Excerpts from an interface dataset
□ □ □ □

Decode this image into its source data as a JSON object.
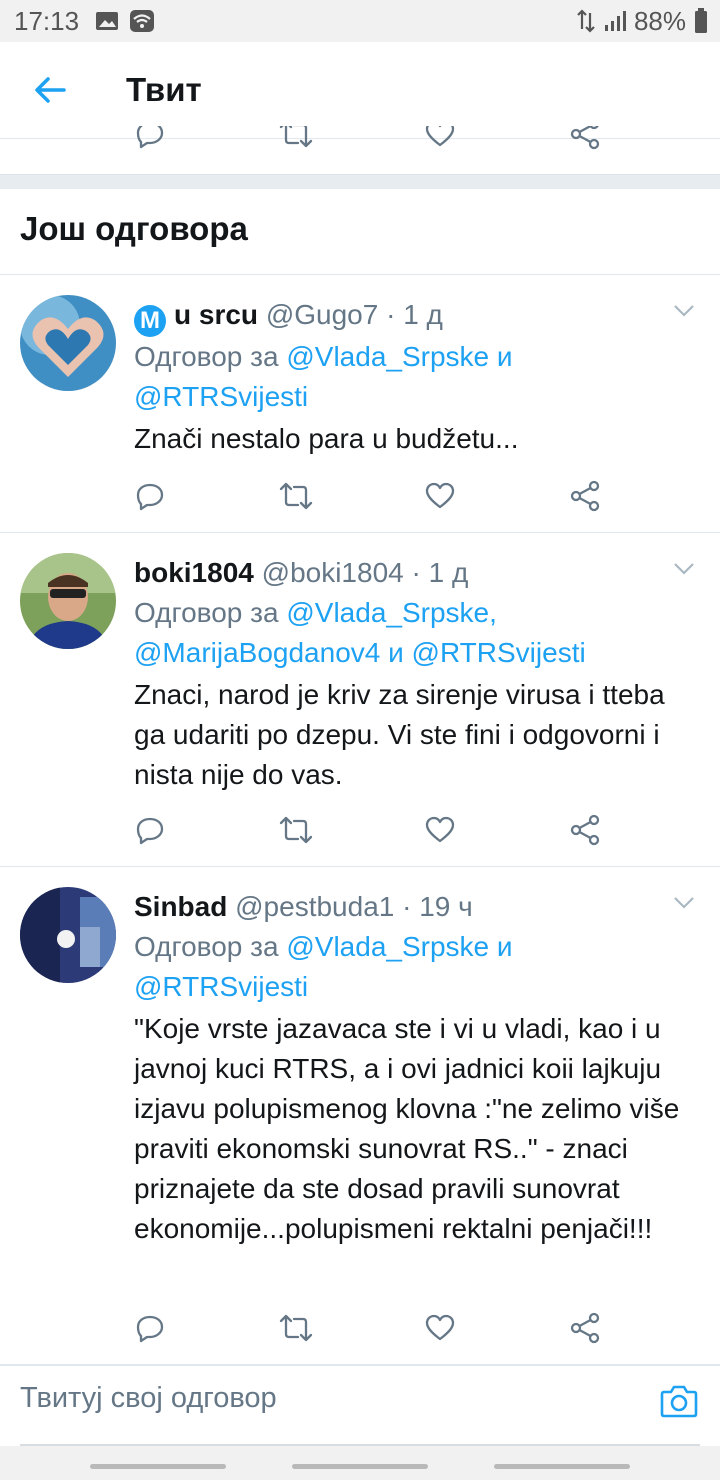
{
  "status_bar": {
    "time": "17:13",
    "battery": "88%"
  },
  "header": {
    "title": "Твит"
  },
  "section": {
    "title": "Још одговора"
  },
  "tweets": [
    {
      "display_name": "u srcu",
      "badge": "M",
      "handle": "@Gugo7",
      "separator": "·",
      "time_ago": "1 д",
      "reply_prefix": "Одговор за",
      "mention_1": "@Vlada_Srpske",
      "conj_1": "и",
      "mention_2": "@RTRSvijesti",
      "text": "Znači nestalo para u budžetu..."
    },
    {
      "display_name": "boki1804",
      "handle": "@boki1804",
      "separator": "·",
      "time_ago": "1 д",
      "reply_prefix": "Одговор за",
      "mention_1": "@Vlada_Srpske,",
      "mention_2": "@MarijaBogdanov4",
      "conj_1": "и",
      "mention_3": "@RTRSvijesti",
      "text": "Znaci, narod je kriv za sirenje virusa i tteba ga udariti po dzepu. Vi ste fini i odgovorni i nista nije do vas."
    },
    {
      "display_name": "Sinbad",
      "handle": "@pestbuda1",
      "separator": "·",
      "time_ago": "19 ч",
      "reply_prefix": "Одговор за",
      "mention_1": "@Vlada_Srpske",
      "conj_1": "и",
      "mention_2": "@RTRSvijesti",
      "text": "\"Koje vrste jazavaca ste i vi u vladi, kao i u javnoj kuci RTRS, a i ovi jadnici koii lajkuju izjavu polupismenog klovna :\"ne zelimo više praviti ekonomski sunovrat RS..\" - znaci priznajete da ste dosad pravili sunovrat ekonomije...polupismeni rektalni penjači!!!"
    }
  ],
  "composer": {
    "placeholder": "Твитуј свој одговор"
  },
  "colors": {
    "accent": "#1da1f2",
    "secondary_text": "#657786",
    "icon_gray": "#657786"
  },
  "icons": [
    "back-arrow-icon",
    "reply-icon",
    "retweet-icon",
    "like-icon",
    "share-icon",
    "chevron-down-icon",
    "camera-icon"
  ]
}
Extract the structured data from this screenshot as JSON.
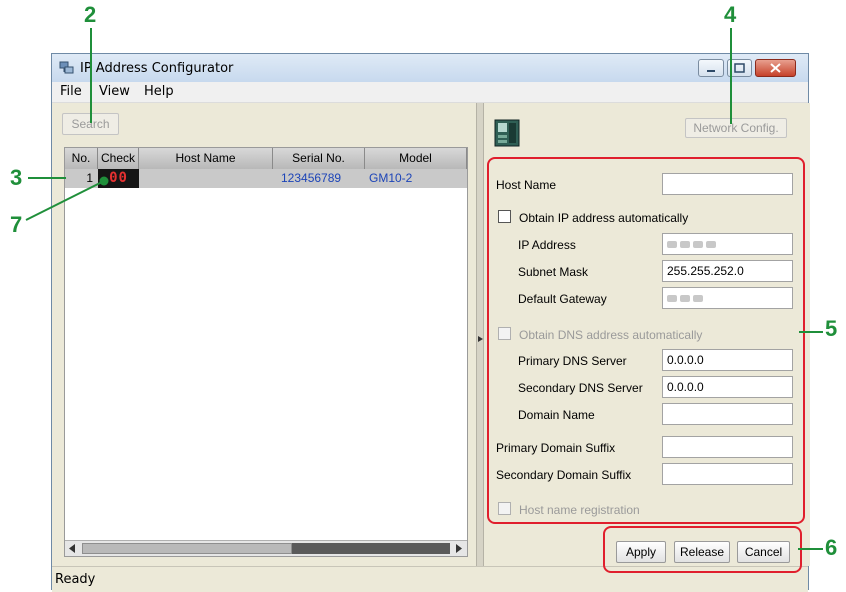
{
  "window": {
    "title": "IP Address Configurator"
  },
  "menu": {
    "file": "File",
    "view": "View",
    "help": "Help"
  },
  "toolbar": {
    "search_label": "Search",
    "network_config_label": "Network Config."
  },
  "table": {
    "headers": [
      "No.",
      "Check",
      "Host Name",
      "Serial No.",
      "Model"
    ],
    "rows": [
      {
        "no": "1",
        "check": "00",
        "host_name": "",
        "serial": "123456789",
        "model": "GM10-2"
      }
    ]
  },
  "form": {
    "host_name_label": "Host Name",
    "host_name_value": "",
    "obtain_ip_label": "Obtain IP address automatically",
    "ip_address_label": "IP Address",
    "subnet_mask_label": "Subnet Mask",
    "subnet_mask_value": "255.255.252.0",
    "default_gateway_label": "Default Gateway",
    "obtain_dns_label": "Obtain DNS address automatically",
    "primary_dns_label": "Primary DNS Server",
    "primary_dns_value": "0.0.0.0",
    "secondary_dns_label": "Secondary DNS Server",
    "secondary_dns_value": "0.0.0.0",
    "domain_name_label": "Domain Name",
    "domain_name_value": "",
    "primary_suffix_label": "Primary Domain Suffix",
    "primary_suffix_value": "",
    "secondary_suffix_label": "Secondary Domain Suffix",
    "secondary_suffix_value": "",
    "host_registration_label": "Host name registration"
  },
  "actions": {
    "apply": "Apply",
    "release": "Release",
    "cancel": "Cancel"
  },
  "status": {
    "text": "Ready"
  },
  "callouts": {
    "c2": "2",
    "c3": "3",
    "c4": "4",
    "c5": "5",
    "c6": "6",
    "c7": "7"
  },
  "colors": {
    "callout_green": "#1f8f3a",
    "callout_red": "#e01f2d",
    "serial_blue": "#1c44b8",
    "check_led": "#e53030"
  }
}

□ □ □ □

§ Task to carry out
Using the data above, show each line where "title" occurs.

§ Reply to the exercise
    "title": "Твит"
    "title": "Још одговора"
    "title": "IP Address Configurator"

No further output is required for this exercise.